I was happy to FINALLY find a review about Blue Valentine that I agreed with - all the previous write ups I have come across making Dean out to be a 'beery loser'. Huh? Did we not ALL see the scene on the bridge when Cindy reluctantly tells Dean about her pregnancy and then proceeds to tell him that the baby is not his? Or the scene where is beaten to a pulp by Cindy's former and seemingly rather abusive boyfriend without blinking - or the post abortion clinic train ride where he (again not flinching) stands up to the plate as her champion when she needs it most? Loser?! I don't think so. I appreciate very much the comment about both Dean and the camera unable to decipher the inner head and heart of Cindy - how true. Not only does Dean have no clue about who is wife really is, but (I suspect) neither does Cindy. The dinner scene with young Cindy and her parents shows us the kind of home environment and relationships she grew up in - her interview with the nurse at the abortion clinic confirms that her young adolescent period has been no better - she is a damanged and lost young woman - it made me so sad and I understood her character very much. The only relationships she feels safe in are those with her grandmother and her daughter. Cindy who finally had found a safe and loving refuge with gentle Dean; but both the attempted 'love making' scene (in the hotel room- where he expresses she wants to be raped or hit) and Dean's 'sarcastic' show of 'being a man' at her workplace show that Cindy has an unhealthy and damaged view of masculinity within an intimate relationship. My guess is that the 'missing parts' of the movie would show a Cindy unable to truly let her husband in - and a husband emotionally locked out of his wife's heart by protective fences we could never blame her for having. Personally, I could 'taste' the (warranted) deep resentment she holds towards her father when at last she and Dean return to his house after their disastrous night together and upon entering his house she says, "I don't want to speak to you." Afterall, her father was her original source and example of 'masculine love' and set her up for a disastrous intimate future. My guess is that Dean's 'beering' is his attempt to cope with the lack of emotional and physical intimacy he longs to share with the woman he loves very deeply - the depth of his commitment and feelings for her are evident throughout this film. I totally agree with another comment made about how you cannot help wondering how things may have turned out differently for this couple with some counselling!

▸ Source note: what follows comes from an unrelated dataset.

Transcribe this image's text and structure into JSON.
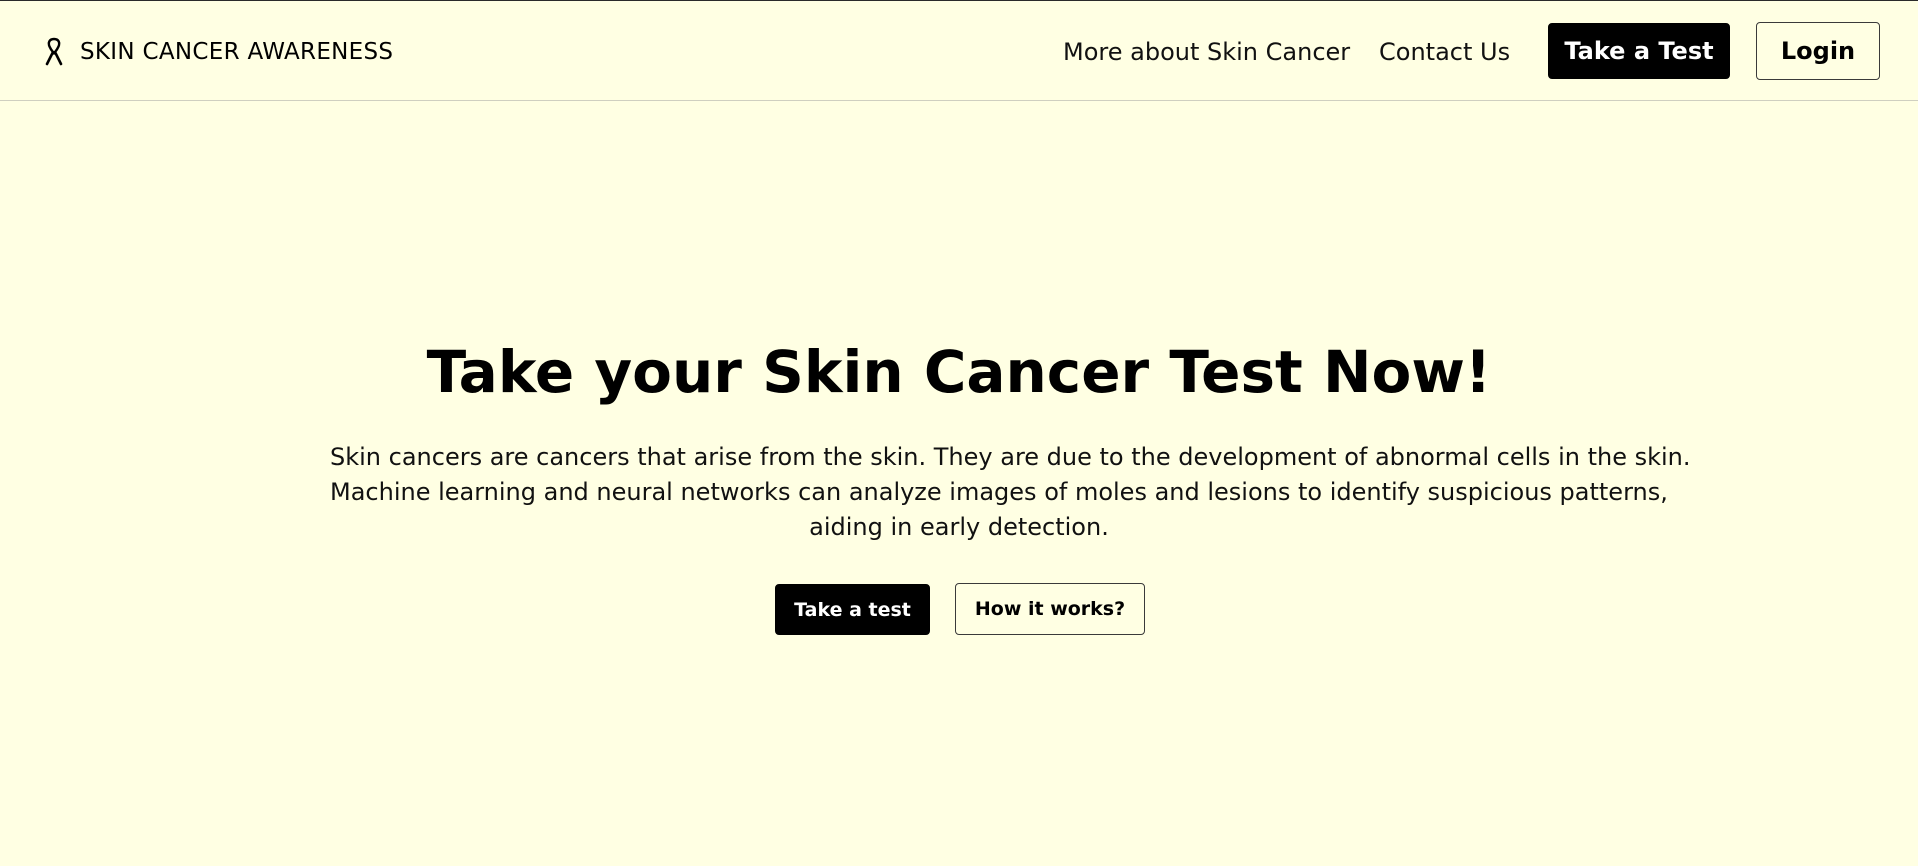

In response to:'At the film's emotional peaks, Cianfrance's camera assumes Dean's point of view, getting extremely close to the actress as if that's the way to capture the inner life that's invisible to the eyes of both husband and lens.Blue Valentine may be an accurate, naturalistic portrait of what it's like to be locked out of your lover's heart and head, but in contrast to Gosling's hyper-expressive Dean, Cindy's poker face reads as an imbalance. It's one thing that Dean has no clue who his wife really is, but in a film that purports to study intimacy, the filmmaker could give us more of a glimpse.'